On Mixture (November 2018)

Bullet Points On the “open wound” of border between Nogales, Arizona, U.S.A., and Nogales, Sonora, Mexico (actually one city, divided), a steel-tube fence stretches thirty feet high and miles to the east and west – beyond our seeing. Dozens of people entered a restricted zone beside that wall and enacted a die-in last November, to remember 123 migrants who died in the nearby desert during the previous twelve months, as a result of U.S. “preventive deterrence” border policies. The die-in also honored the lives of people killed or disappeared by U.S.-trained, U.S.-equipped, military and police forces in Latin America.

On Weapons (January 2019)
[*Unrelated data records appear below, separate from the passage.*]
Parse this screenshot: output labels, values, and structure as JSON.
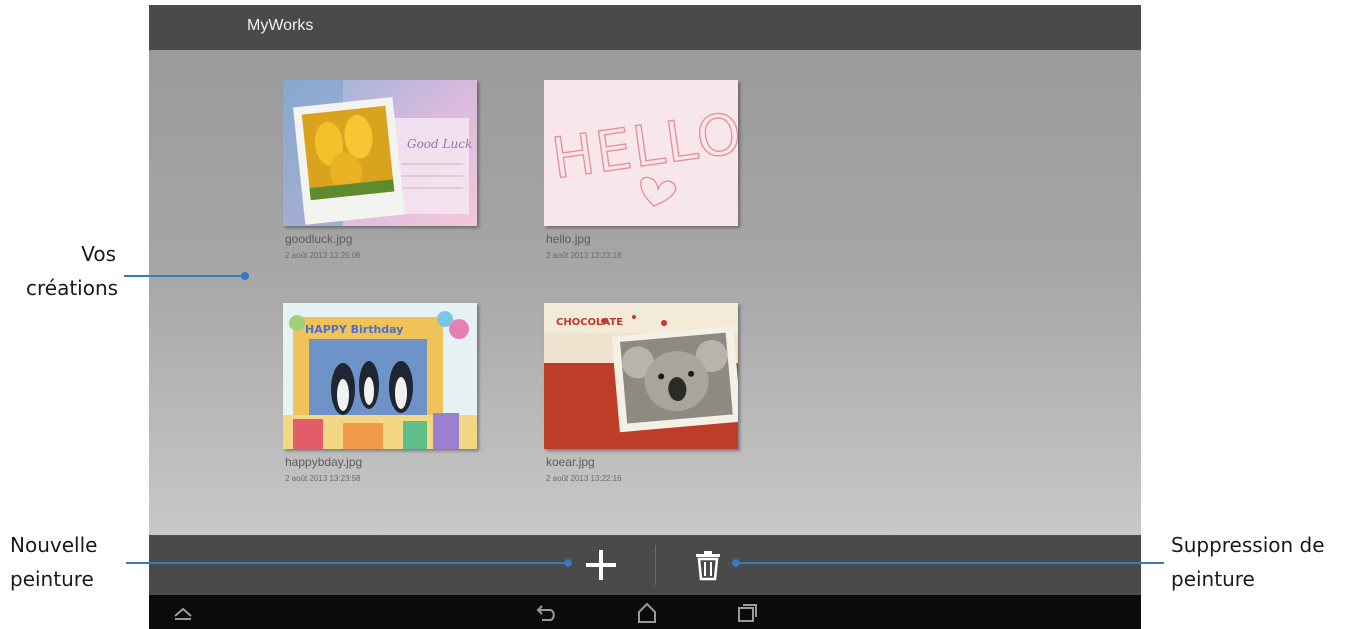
{
  "app": {
    "title": "MyWorks"
  },
  "works": [
    {
      "name": "goodluck.jpg",
      "date": "2 août 2013 13:25:06",
      "thumbnail_icon": "goodluck-card-thumbnail",
      "overlay_text": "Good Luck"
    },
    {
      "name": "hello.jpg",
      "date": "2 août 2013 13:23:18",
      "thumbnail_icon": "hello-drawing-thumbnail",
      "overlay_text": "HELLO"
    },
    {
      "name": "happybday.jpg",
      "date": "2 août 2013 13:23:58",
      "thumbnail_icon": "birthday-card-thumbnail",
      "overlay_text": "HAPPY Birthday"
    },
    {
      "name": "koear.jpg",
      "date": "2 août 2013 13:22:16",
      "thumbnail_icon": "koala-card-thumbnail",
      "overlay_text": "CHOCOLATE"
    }
  ],
  "actions": {
    "new_icon": "plus-icon",
    "delete_icon": "trash-icon"
  },
  "nav": {
    "buttons": [
      "up-chevron-icon",
      "back-icon",
      "home-icon",
      "recent-apps-icon"
    ]
  },
  "annotations": {
    "creations": [
      "Vos",
      "créations"
    ],
    "new_painting": [
      "Nouvelle",
      "peinture"
    ],
    "delete_painting": [
      "Suppression de",
      "peinture"
    ]
  },
  "colors": {
    "titlebar": "#4a4a4a",
    "actionbar": "#4a4a4a",
    "navbar": "#0b0b0b",
    "callout_line": "#3b78c0"
  }
}
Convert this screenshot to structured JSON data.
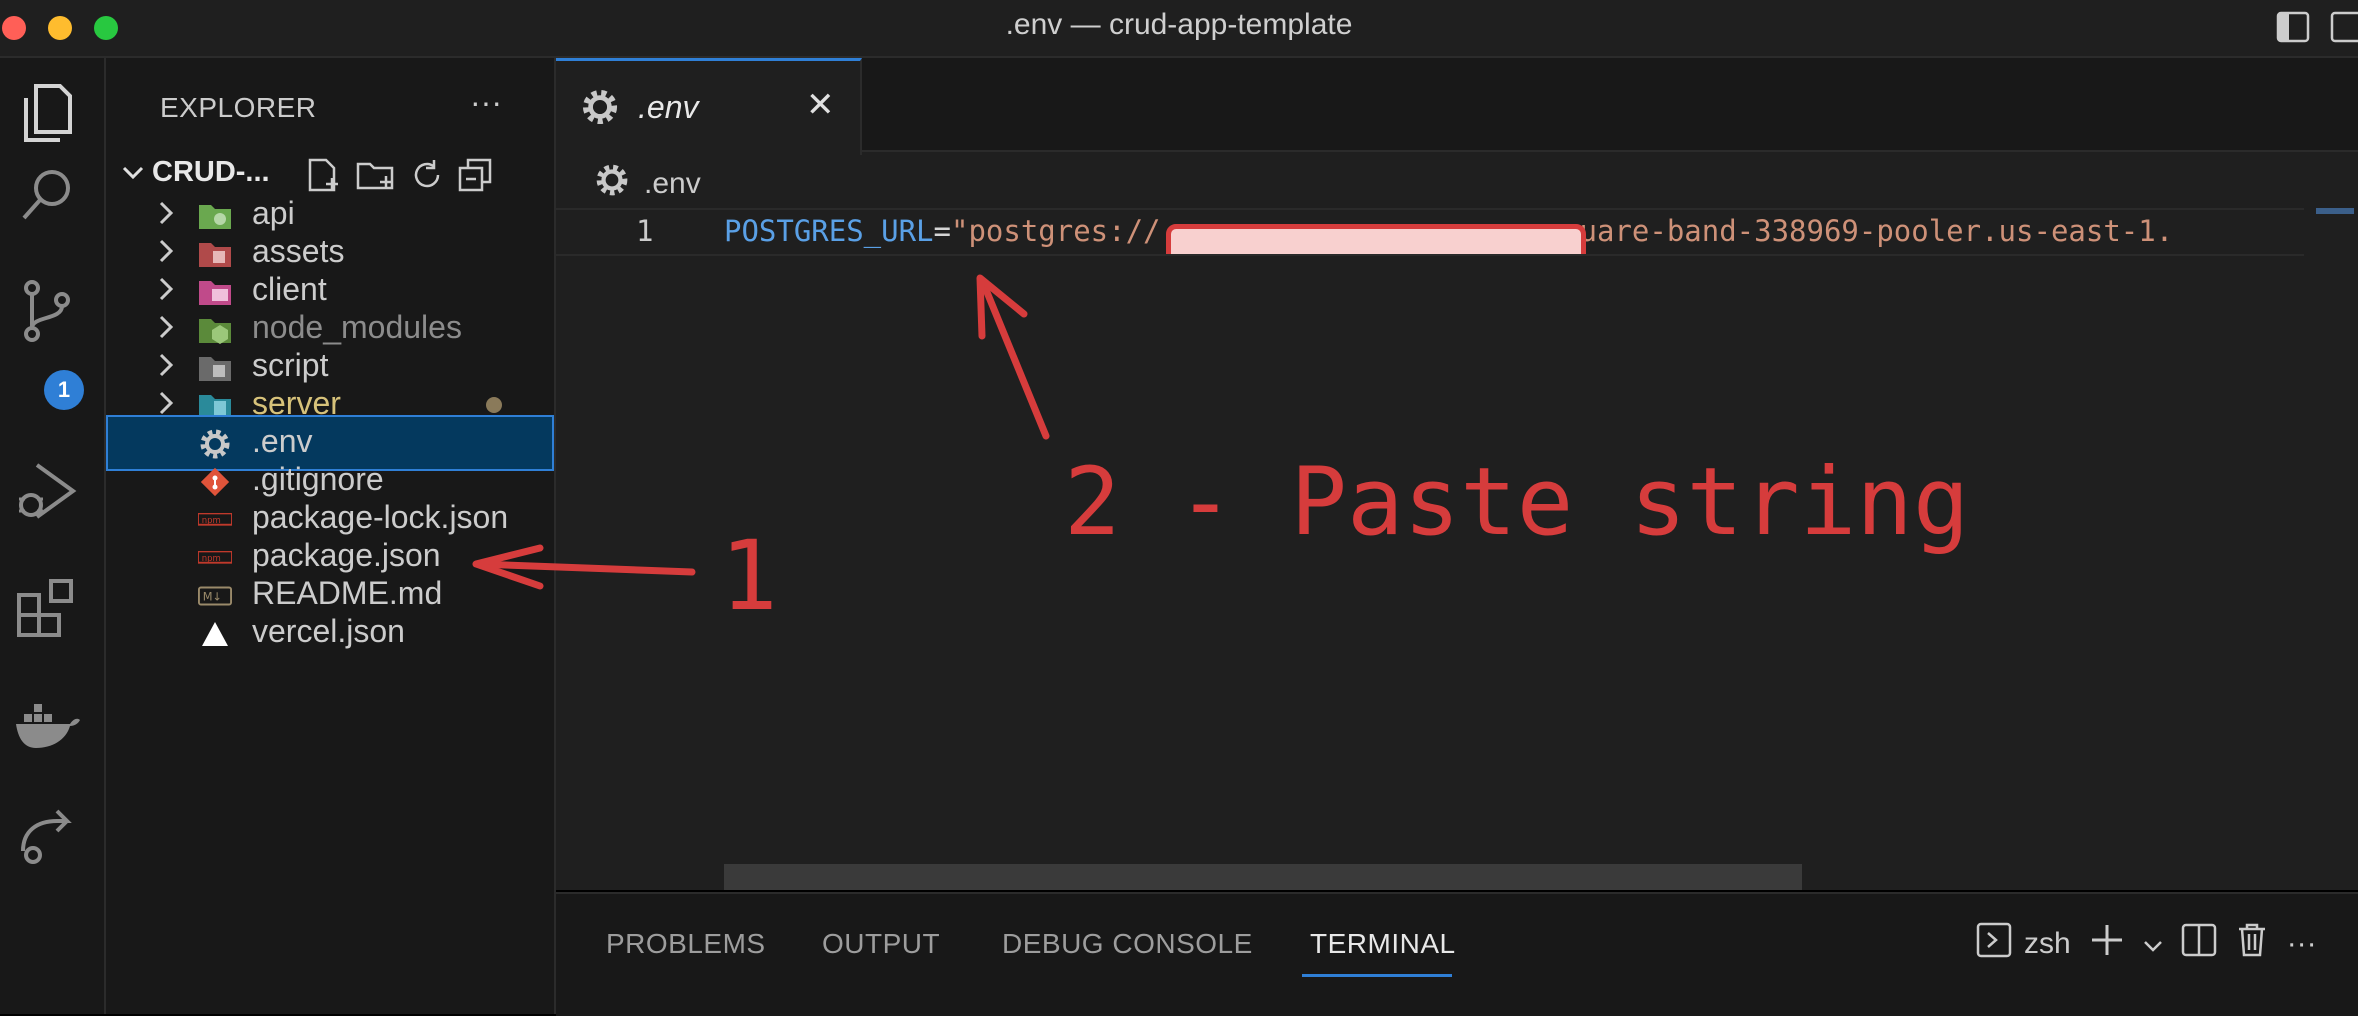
{
  "window": {
    "title": ".env — crud-app-template"
  },
  "colors": {
    "accent": "#2f7fd6",
    "annotation": "#d63c3c",
    "string": "#ce9178",
    "keyword": "#5aa0e6"
  },
  "activity_bar": {
    "scm_badge": "1"
  },
  "explorer": {
    "title": "EXPLORER",
    "more": "···",
    "folder_name": "CRUD-...",
    "items": [
      {
        "label": "api",
        "type": "folder",
        "icon": "api-folder-icon"
      },
      {
        "label": "assets",
        "type": "folder",
        "icon": "assets-folder-icon"
      },
      {
        "label": "client",
        "type": "folder",
        "icon": "client-folder-icon"
      },
      {
        "label": "node_modules",
        "type": "folder",
        "icon": "node-modules-folder-icon"
      },
      {
        "label": "script",
        "type": "folder",
        "icon": "script-folder-icon"
      },
      {
        "label": "server",
        "type": "folder",
        "icon": "server-folder-icon"
      },
      {
        "label": ".env",
        "type": "file",
        "icon": "gear-icon",
        "selected": true
      },
      {
        "label": ".gitignore",
        "type": "file",
        "icon": "git-icon"
      },
      {
        "label": "package-lock.json",
        "type": "file",
        "icon": "npm-icon"
      },
      {
        "label": "package.json",
        "type": "file",
        "icon": "npm-icon"
      },
      {
        "label": "README.md",
        "type": "file",
        "icon": "markdown-icon"
      },
      {
        "label": "vercel.json",
        "type": "file",
        "icon": "vercel-icon"
      }
    ]
  },
  "editor": {
    "tab_label": ".env",
    "breadcrumb": ".env",
    "line_number": "1",
    "code_key": "POSTGRES_URL",
    "code_eq": "=",
    "code_value_start": "\"postgres://",
    "code_value_end": "ep-square-band-338969-pooler.us-east-1."
  },
  "panel": {
    "tabs": [
      "PROBLEMS",
      "OUTPUT",
      "DEBUG CONSOLE",
      "TERMINAL"
    ],
    "active_tab": "TERMINAL",
    "shell": "zsh"
  },
  "annotations": {
    "step1": "1",
    "step2": "2 - Paste string"
  }
}
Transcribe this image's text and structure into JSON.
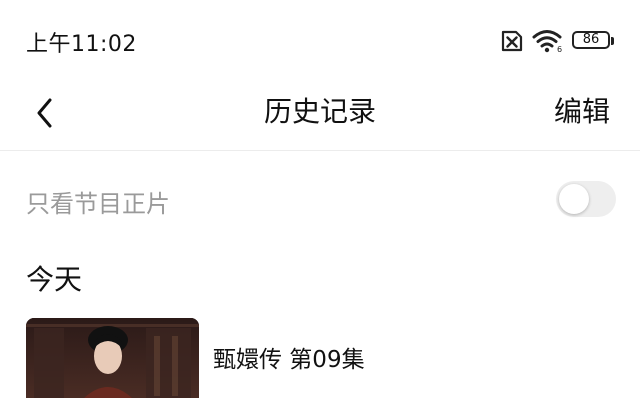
{
  "status_bar": {
    "time": "上午11:02",
    "battery_level": "86",
    "icons": [
      "sim-blocked-icon",
      "wifi-icon",
      "battery-icon"
    ]
  },
  "nav": {
    "back_icon": "chevron-left-icon",
    "title": "历史记录",
    "edit_label": "编辑"
  },
  "filter": {
    "label": "只看节目正片",
    "toggle_on": false
  },
  "sections": [
    {
      "title": "今天",
      "items": [
        {
          "title": "甄嬛传 第09集"
        }
      ]
    }
  ],
  "colors": {
    "background": "#ffffff",
    "text_primary": "#111111",
    "text_secondary": "#9a9a9a",
    "toggle_off": "#eeeeee",
    "divider": "#ececec"
  }
}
Non-Adversarial Communication Mindful, non-adversarial communication is one of the best tools we have found for seeking Truth and for seeing “that of God” in ourselves and each other. For Quakers, the result of such seeking is a life lived according to the guidance of the Light, and a life that offers ministry to others, which includes vocal ministry. Historically, another important form of Quaker ministry has been for Friends to place themselves in conflict situations and engage in peaceful actions to heal harm.

On Mediation (January 2020)

An FCNL Education in Civic Engagement Future generations will likely study the events of this year and scratch their heads. Just considering a global pandemic (and the failure of our leaders to address it) and racial injustice reaching a fever pitch, one can almost envision an entire college course examining the calamities of 2020. Add to that the voter suppression, gun violence, hunger, poverty, wars, and extinctions of plants and animals that were already in play before 2020’s headline events, and it almost sounds like a fiction course.

On Teachers (September 2020)

Organize Dear Editor: Thanks for another great issue of Western Friend. I was inspired/provoked to write this response to a couple of the articles you published in the May/June 2023 issue.

On Dignity (July 2023)

American Quaker Romances (review) The scholarly study American Quaker Romances: Building the Myth of the White Christian Nation examines a relatively small subgenre of novels characterized as American Christian historical romances. The thirty-nine novels included in this book met the criteria of presenting Quaker heroines and using Quakerism in their plots. [pullquote]The book illuminates ways that Quakers have been commodified to promote specific cultural values and ideas that might not be consistent with Quakerism.[/pullquote]

On Healers (September 2023)